The Canning Season is a delightful, entertaining, and hilarious romp.  Fans of Philip Gulley or Ann B. Ross will find equal enjoyment in the Menuto sisters and their tales of loggers, love, and the lure of the woods.  Some of the language in this book is a bit salty, but is appropriate to the targeted age (13 and older) and shouldn’t shock anyone who watches PG-13 films or hangs out at the local mall.

Throughout the book, we see Henriette placing an unhealthy importance on belonging to the Pensacola Hunt Club, which remains an elusive aspiration.  We find out that the club really isn’t as exclusive as first thought and, in reality, is open to anyone wanting to join.  Drawing a nice parallel with Tilly and Penpen’s home, we see that the ominous house on the hill surrounded by bear-infested woods isn’t really what it appears to be either.  It is actually warm, welcoming, and inclusive; all who enter are taken care of and treated with respect, kindness, and love (except Myrtle Trout…Heaven help her).  The Canning Season reminds us that things are not often what they seem and that love is often found in the least likely of places.  Thank God for the Hunt Club, indeed.

Rating: 4/5

* Book cover image attributed to http://www.goodreads.com

 

Swim to Me by Betsy Carter

Swim to Me

Swim to Me  

Betsy Carter (Adult Fiction)

Delores Walker can vividly recall the moment her mother dropped her into the shallow end of a lake.  She was just two, but she remembers the water’s temperature, plunging into its depths, and struggling to resurface.  It was heaven.  Twelve years later, she travels to Weeki Wachee Springs in Florida with her mother and father.  It’s 1970 and the mermaids of Weeki Wachee perform a tribute to Apollo 11.  They spin, twirl, dive, and glide, and Delores is fascinated and enthralled by these amazing creatures in the water.  Now at sixteen, she boards a Greyhound bus to Florida with a suitcase, a handful of silver dollars, a letter from Weeki Wachee, and a dream of being a mermaid.

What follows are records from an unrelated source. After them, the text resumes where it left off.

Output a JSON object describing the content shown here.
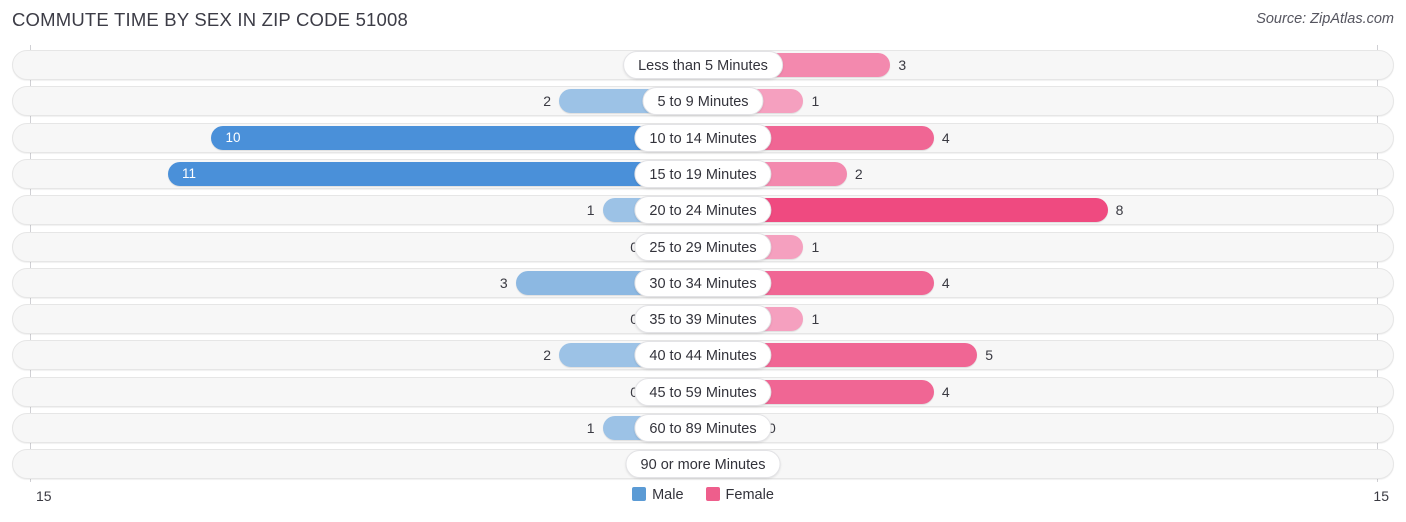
{
  "header": {
    "title": "COMMUTE TIME BY SEX IN ZIP CODE 51008",
    "source": "Source: ZipAtlas.com"
  },
  "legend": {
    "items": [
      {
        "label": "Male",
        "color": "#5b9bd5"
      },
      {
        "label": "Female",
        "color": "#ee5e8c"
      }
    ]
  },
  "axis": {
    "left_label": "15",
    "right_label": "15"
  },
  "chart_data": {
    "type": "bar",
    "orientation": "horizontal",
    "style": "diverging-bidirectional",
    "title": "COMMUTE TIME BY SEX IN ZIP CODE 51008",
    "xlabel": "",
    "ylabel": "",
    "xlim": [
      -15,
      15
    ],
    "axis_max": 15,
    "grid": false,
    "legend_position": "bottom-center",
    "categories": [
      "Less than 5 Minutes",
      "5 to 9 Minutes",
      "10 to 14 Minutes",
      "15 to 19 Minutes",
      "20 to 24 Minutes",
      "25 to 29 Minutes",
      "30 to 34 Minutes",
      "35 to 39 Minutes",
      "40 to 44 Minutes",
      "45 to 59 Minutes",
      "60 to 89 Minutes",
      "90 or more Minutes"
    ],
    "series": [
      {
        "name": "Male",
        "direction": "left",
        "color": "#5b9bd5",
        "values": [
          0,
          2,
          10,
          11,
          1,
          0,
          3,
          0,
          2,
          0,
          1,
          0
        ]
      },
      {
        "name": "Female",
        "direction": "right",
        "color": "#ee5e8c",
        "values": [
          3,
          1,
          4,
          2,
          8,
          1,
          4,
          1,
          5,
          4,
          0,
          0
        ]
      }
    ]
  },
  "rows": [
    {
      "category": "Less than 5 Minutes",
      "male": 0,
      "female": 3
    },
    {
      "category": "5 to 9 Minutes",
      "male": 2,
      "female": 1
    },
    {
      "category": "10 to 14 Minutes",
      "male": 10,
      "female": 4
    },
    {
      "category": "15 to 19 Minutes",
      "male": 11,
      "female": 2
    },
    {
      "category": "20 to 24 Minutes",
      "male": 1,
      "female": 8
    },
    {
      "category": "25 to 29 Minutes",
      "male": 0,
      "female": 1
    },
    {
      "category": "30 to 34 Minutes",
      "male": 3,
      "female": 4
    },
    {
      "category": "35 to 39 Minutes",
      "male": 0,
      "female": 1
    },
    {
      "category": "40 to 44 Minutes",
      "male": 2,
      "female": 5
    },
    {
      "category": "45 to 59 Minutes",
      "male": 0,
      "female": 4
    },
    {
      "category": "60 to 89 Minutes",
      "male": 1,
      "female": 0
    },
    {
      "category": "90 or more Minutes",
      "male": 0,
      "female": 0
    }
  ]
}
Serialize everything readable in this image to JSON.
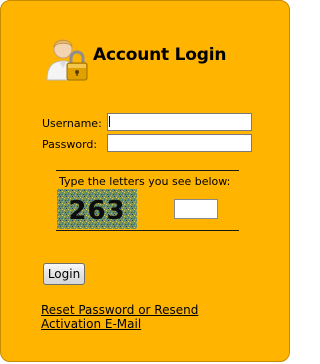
{
  "header": {
    "title": "Account Login",
    "icon": "user-lock-icon"
  },
  "form": {
    "username_label": "Username:",
    "username_value": "",
    "password_label": "Password:",
    "password_value": ""
  },
  "captcha": {
    "prompt": "Type the letters you see below:",
    "image_text": "263",
    "input_value": ""
  },
  "actions": {
    "login_label": "Login",
    "reset_link": "Reset Password or Resend Activation E-Mail"
  },
  "colors": {
    "panel_background": "#ffb400",
    "text": "#000000"
  }
}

This book is a loving tribute to those wonderfully glorious quirky, kitschy, and sometimes tacky roadside attractions that are a part of our rich and unique history and culture.  I totally immersed myself in this novel and loved reading about these aquatic darlings and their lives both in and out of the tank.  Carter ensures a well-rounded story by giving equal attention to Delores; her struggling and self-absorbed mother, Gail; and her absentee and apathetic father, Roy.  By offering readers a deeper insight into each of these characters separately, we gain a clearer understanding of their own personal thoughts, feelings, and struggles.

More than a loving wink and nod to days gone by, Swim to Me is a book about endings and new beginnings; about not being defined or confined by your present situation; and about taking what’s given to you and making the absolute most of it.

Rating: 4/5

* Book cover image attributed to http://www.goodreads.com